> [Excerpts from a dataset]
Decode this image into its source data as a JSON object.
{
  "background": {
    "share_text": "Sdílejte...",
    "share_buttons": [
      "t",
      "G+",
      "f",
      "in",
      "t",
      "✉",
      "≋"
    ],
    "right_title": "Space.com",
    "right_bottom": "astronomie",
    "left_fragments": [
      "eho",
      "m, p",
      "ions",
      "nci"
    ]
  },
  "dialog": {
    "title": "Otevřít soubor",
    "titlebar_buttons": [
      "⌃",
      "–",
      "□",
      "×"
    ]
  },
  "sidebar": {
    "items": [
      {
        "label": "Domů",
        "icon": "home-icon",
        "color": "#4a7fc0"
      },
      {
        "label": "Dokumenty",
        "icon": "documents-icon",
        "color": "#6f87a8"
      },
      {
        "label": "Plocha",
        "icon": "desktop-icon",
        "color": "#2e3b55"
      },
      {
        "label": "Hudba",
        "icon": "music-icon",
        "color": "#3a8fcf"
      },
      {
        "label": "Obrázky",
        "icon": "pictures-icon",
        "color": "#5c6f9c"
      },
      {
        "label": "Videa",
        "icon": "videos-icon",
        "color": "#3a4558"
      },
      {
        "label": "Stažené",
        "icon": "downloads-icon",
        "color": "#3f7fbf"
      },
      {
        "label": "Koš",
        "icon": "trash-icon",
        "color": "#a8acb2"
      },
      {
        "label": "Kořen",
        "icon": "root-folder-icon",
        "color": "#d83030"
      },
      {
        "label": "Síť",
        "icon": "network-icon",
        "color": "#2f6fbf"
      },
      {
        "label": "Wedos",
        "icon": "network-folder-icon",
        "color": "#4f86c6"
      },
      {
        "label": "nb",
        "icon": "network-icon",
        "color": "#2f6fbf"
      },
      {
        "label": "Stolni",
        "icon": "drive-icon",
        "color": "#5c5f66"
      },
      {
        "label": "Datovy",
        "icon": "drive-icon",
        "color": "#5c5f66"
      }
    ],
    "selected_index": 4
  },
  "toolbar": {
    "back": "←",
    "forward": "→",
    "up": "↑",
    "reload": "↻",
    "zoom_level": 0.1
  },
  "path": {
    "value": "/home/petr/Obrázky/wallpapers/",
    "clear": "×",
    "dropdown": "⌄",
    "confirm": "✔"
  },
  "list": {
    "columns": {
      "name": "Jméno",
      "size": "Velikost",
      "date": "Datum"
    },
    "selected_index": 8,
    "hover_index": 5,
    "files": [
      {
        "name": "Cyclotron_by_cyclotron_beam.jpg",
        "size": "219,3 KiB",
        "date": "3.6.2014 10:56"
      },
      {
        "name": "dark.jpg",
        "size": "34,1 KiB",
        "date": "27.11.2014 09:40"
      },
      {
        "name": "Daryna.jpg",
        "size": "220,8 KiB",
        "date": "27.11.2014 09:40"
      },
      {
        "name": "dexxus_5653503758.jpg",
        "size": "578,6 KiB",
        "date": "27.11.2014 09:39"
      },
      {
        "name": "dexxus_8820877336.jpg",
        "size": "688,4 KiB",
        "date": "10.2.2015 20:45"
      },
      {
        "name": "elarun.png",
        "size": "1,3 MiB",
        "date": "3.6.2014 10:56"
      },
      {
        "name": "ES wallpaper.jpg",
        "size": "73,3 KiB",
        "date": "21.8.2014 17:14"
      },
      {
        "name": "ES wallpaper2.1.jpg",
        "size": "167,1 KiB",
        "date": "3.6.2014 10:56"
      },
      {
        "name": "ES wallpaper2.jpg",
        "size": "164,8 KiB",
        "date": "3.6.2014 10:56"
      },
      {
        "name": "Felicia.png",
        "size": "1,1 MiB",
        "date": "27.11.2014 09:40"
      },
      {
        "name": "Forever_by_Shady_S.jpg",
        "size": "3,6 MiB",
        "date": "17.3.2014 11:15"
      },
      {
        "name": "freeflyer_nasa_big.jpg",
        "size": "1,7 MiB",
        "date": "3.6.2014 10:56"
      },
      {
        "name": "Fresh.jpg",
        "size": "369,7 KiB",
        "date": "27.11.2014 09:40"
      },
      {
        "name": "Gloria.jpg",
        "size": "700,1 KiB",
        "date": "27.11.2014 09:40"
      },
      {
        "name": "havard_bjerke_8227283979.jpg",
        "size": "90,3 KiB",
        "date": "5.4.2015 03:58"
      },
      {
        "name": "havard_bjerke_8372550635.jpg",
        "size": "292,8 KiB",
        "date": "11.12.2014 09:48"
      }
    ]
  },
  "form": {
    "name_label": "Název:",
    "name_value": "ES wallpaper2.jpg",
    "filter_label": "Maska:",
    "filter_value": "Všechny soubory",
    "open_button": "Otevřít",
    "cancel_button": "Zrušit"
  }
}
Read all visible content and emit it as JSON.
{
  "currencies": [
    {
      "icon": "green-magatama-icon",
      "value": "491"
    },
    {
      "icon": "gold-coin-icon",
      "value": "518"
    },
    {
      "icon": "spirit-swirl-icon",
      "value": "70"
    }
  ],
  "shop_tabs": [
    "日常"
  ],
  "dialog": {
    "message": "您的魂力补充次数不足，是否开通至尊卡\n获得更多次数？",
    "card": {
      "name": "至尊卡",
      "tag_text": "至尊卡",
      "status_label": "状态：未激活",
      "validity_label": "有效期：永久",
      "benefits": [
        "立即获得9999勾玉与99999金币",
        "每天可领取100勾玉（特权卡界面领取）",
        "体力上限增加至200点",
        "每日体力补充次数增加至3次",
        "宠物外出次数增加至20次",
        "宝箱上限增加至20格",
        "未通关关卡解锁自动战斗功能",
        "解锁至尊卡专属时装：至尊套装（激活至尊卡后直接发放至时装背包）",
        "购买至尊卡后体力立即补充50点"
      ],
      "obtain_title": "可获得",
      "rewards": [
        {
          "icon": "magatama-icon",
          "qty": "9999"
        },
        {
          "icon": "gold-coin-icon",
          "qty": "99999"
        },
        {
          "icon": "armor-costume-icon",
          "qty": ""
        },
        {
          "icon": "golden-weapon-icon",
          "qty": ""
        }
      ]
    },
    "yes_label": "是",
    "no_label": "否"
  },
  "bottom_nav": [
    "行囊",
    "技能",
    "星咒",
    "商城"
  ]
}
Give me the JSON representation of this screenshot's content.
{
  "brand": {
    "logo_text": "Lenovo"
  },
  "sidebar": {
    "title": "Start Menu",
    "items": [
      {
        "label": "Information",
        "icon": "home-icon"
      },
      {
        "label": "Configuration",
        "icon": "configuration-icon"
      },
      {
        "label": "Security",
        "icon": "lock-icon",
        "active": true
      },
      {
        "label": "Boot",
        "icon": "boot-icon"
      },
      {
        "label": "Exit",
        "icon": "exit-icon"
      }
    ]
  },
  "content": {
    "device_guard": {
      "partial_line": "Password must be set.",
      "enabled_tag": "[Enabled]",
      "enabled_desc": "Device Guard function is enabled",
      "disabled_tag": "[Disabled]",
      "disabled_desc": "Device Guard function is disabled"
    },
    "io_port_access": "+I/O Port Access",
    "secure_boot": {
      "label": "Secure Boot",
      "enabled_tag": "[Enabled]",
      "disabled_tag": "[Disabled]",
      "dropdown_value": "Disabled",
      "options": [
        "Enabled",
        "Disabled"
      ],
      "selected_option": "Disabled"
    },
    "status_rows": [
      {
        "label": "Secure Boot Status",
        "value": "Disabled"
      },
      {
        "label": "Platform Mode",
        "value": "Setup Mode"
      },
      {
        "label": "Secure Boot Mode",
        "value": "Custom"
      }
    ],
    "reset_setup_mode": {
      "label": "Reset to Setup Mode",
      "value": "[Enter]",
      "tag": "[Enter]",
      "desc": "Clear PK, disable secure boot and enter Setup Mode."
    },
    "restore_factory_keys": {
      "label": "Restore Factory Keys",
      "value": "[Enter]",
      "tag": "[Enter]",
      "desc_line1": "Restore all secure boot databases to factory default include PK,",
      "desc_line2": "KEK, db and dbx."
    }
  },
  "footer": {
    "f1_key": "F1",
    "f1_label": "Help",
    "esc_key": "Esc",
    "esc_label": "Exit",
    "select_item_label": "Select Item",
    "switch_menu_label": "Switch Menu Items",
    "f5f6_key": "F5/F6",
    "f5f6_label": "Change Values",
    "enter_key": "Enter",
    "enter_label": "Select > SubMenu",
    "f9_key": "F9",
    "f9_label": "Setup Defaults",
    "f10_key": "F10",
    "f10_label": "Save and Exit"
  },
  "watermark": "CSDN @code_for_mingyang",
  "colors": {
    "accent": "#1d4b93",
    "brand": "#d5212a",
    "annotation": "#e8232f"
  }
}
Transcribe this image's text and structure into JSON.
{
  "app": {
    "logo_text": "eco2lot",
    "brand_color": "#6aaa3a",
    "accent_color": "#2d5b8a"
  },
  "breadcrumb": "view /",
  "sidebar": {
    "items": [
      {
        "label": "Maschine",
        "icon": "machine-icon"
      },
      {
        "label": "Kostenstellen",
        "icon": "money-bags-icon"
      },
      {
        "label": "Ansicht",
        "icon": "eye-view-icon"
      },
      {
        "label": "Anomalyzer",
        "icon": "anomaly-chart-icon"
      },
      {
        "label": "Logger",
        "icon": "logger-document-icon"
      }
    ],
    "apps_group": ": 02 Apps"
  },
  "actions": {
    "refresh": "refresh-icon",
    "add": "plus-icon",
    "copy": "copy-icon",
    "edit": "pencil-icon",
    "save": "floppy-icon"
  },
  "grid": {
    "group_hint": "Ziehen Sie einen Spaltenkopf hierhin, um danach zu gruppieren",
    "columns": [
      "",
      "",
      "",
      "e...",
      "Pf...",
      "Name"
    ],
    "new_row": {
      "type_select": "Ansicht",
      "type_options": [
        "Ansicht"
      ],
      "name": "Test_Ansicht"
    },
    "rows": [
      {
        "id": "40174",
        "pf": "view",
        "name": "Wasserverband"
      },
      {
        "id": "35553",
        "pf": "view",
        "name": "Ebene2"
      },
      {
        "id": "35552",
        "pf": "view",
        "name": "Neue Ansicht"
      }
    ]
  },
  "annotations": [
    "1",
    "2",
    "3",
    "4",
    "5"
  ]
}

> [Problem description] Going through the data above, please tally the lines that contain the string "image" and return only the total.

> [Written response] 2